Each line below must be reproduced exactly.

(Extracted data entries)

........

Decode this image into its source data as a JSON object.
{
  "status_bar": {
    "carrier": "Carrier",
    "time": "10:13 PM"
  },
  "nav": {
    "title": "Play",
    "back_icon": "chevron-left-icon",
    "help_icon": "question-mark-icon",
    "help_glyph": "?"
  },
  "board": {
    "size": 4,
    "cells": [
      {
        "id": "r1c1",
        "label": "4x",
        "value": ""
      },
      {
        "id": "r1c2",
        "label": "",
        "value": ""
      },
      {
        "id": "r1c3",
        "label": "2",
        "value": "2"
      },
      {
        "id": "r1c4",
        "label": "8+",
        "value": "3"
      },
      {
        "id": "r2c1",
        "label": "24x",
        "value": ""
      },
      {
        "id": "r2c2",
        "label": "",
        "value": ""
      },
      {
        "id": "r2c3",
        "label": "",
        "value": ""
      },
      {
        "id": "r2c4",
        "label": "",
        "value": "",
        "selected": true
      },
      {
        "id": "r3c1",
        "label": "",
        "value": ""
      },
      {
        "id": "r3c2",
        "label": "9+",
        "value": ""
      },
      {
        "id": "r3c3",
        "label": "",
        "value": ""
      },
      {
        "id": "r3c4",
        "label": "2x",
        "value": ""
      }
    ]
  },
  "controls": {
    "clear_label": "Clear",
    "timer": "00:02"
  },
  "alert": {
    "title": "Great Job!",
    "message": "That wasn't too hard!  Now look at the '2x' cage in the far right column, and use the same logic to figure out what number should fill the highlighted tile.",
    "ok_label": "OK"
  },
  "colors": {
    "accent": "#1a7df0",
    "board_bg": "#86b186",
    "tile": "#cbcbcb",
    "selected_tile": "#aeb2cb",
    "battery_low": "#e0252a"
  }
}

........

Solution for this problem —
Decode this image into its source data as a JSON object.
{
  "status_bar": {
    "carrier": "Carrier",
    "time": "10:13 PM"
  },
  "nav": {
    "title": "Play",
    "back_icon": "chevron-left-icon",
    "help_icon": "question-mark-icon",
    "help_glyph": "?"
  },
  "board": {
    "size": 4,
    "cells": [
      {
        "id": "r1c1",
        "label": "4x",
        "value": ""
      },
      {
        "id": "r1c2",
        "label": "",
        "value": ""
      },
      {
        "id": "r1c3",
        "label": "2",
        "value": "2"
      },
      {
        "id": "r1c4",
        "label": "8+",
        "value": "3"
      },
      {
        "id": "r2c1",
        "label": "24x",
        "value": ""
      },
      {
        "id": "r2c2",
        "label": "",
        "value": ""
      },
      {
        "id": "r2c3",
        "label": "",
        "value": ""
      },
      {
        "id": "r2c4",
        "label": "",
        "value": "",
        "selected": true
      },
      {
        "id": "r3c1",
        "label": "",
        "value": ""
      },
      {
        "id": "r3c2",
        "label": "9+",
        "value": ""
      },
      {
        "id": "r3c3",
        "label": "",
        "value": ""
      },
      {
        "id": "r3c4",
        "label": "2x",
        "value": ""
      }
    ]
  },
  "controls": {
    "clear_label": "Clear",
    "timer": "00:02"
  },
  "alert": {
    "title": "Great Job!",
    "message": "That wasn't too hard!  Now look at the '2x' cage in the far right column, and use the same logic to figure out what number should fill the highlighted tile.",
    "ok_label": "OK"
  },
  "colors": {
    "accent": "#1a7df0",
    "board_bg": "#86b186",
    "tile": "#cbcbcb",
    "selected_tile": "#aeb2cb",
    "battery_low": "#e0252a"
  }
}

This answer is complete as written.